A brief recap: Beginning with welfare reform in the late 1990’s but picking up speed when George W. Bush became President in 2001, government officials at every level looked for ways to increase congregations’ and other religious organizations’ involvement in social services, and they tried to increase the flow of government money to congregations and other religious organizations. The media paid a lot of attention to these efforts, reporting mainly on the debates they provoked. The debate produced more heat than light, however, not least because people overlooked the fact that religious organizations, including congregations, long have played a role in our social welfare system, and they long have received public money to support their human services programs. Still, the faith-based initiative tried to enhance that role and alter its character in certain respects.
What effect did the faith-based initiative have on congregations?
Very little. National Congregations Study data from 1998 and 2006-07 show that neither the overall percent of congregations that report social services (82% in 2006), nor the percent with a staff person devoting at least quarter-time to social services (11%), nor the percent who received government funding (4%), have increased since 1998. Not even the level of collaboration (whether or not money is involved) between congregations and government or secular nonprofit organizations increased. In both 1998 and 2006-07, about 6% of the social services programs congregations reported were done in collaboration with government, and about 20% were done in collaboration with a secular nonprofit agency.
Reasonable people can disagree about whether these numbers represent a glass half-full (“look how much congregations contribute to our social welfare system!”) or half-empty (“congregations should do more!”). But the amount of water in the glass has not changed since 1998.
Despite this stability in congregational social service activity, the graph above shows that congregational interest in social services increased since 1998. The number of congregations that would like to apply for government money to support social service programs increased from 39% in 1998 to 47% in 2006-07. The number of congregations who hosted a speaker from a social service organization increased from 22 to 31%. And the number who recently conducted a community needs assessment jumped from 37 to 48%. These are impressive increases, probably representing an increased level of congregational interest in social services generated by media attention to faith-based initiatives and by the mistaken belief by some congregational leaders that there would be government money specifically set aside to support congregations’ human service activities.
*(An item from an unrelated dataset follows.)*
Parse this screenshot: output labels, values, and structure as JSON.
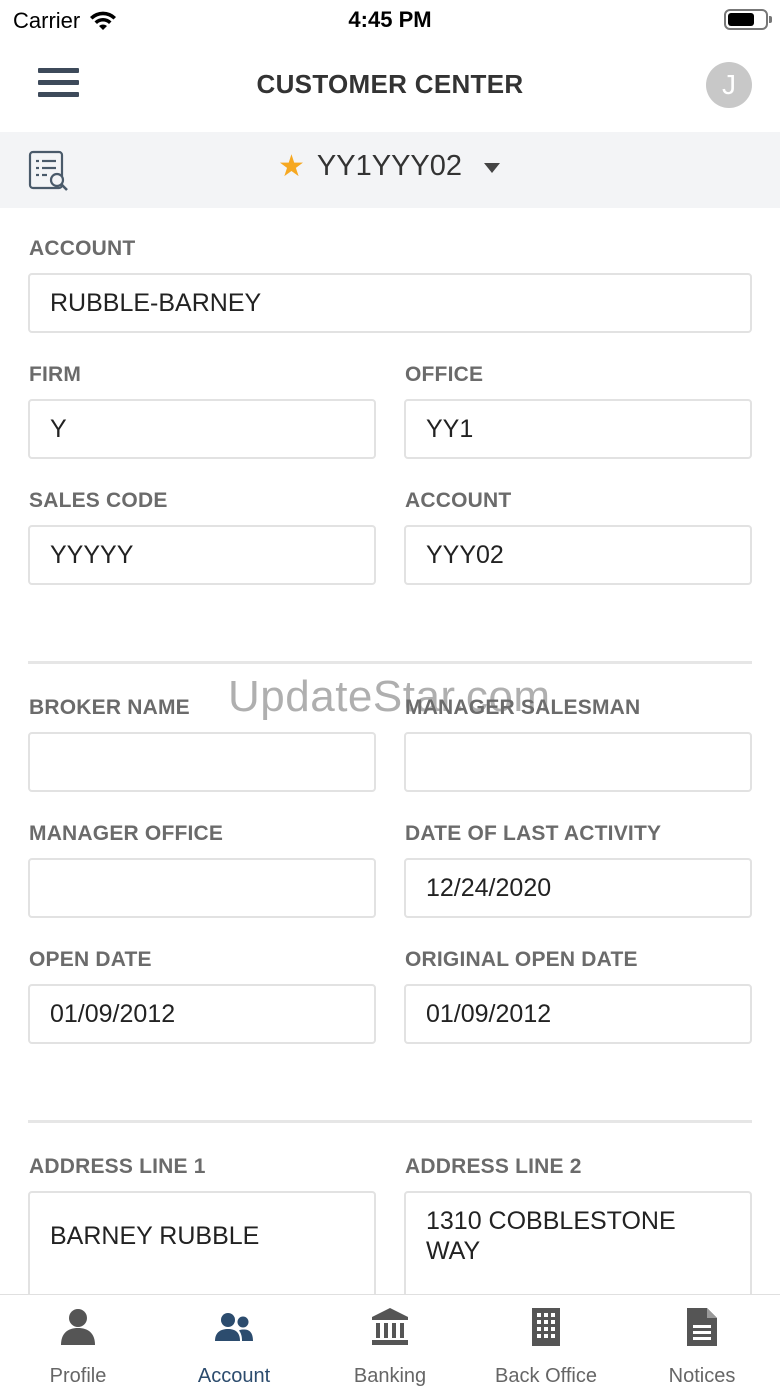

There are nuances. For example, the data hint at the possibility that the faith-based initiative may have led some congregations who already were involved in social services to intensify their effort by devoting slightly more staff and volunteer time to these activities. But these hints are too faint to alter the basic conclusion: the faith-based initiative increased congregations’ interest in social service programs, but it did not change their behavior.
Why the faith-based initiative accomplished so little is a subject for another day.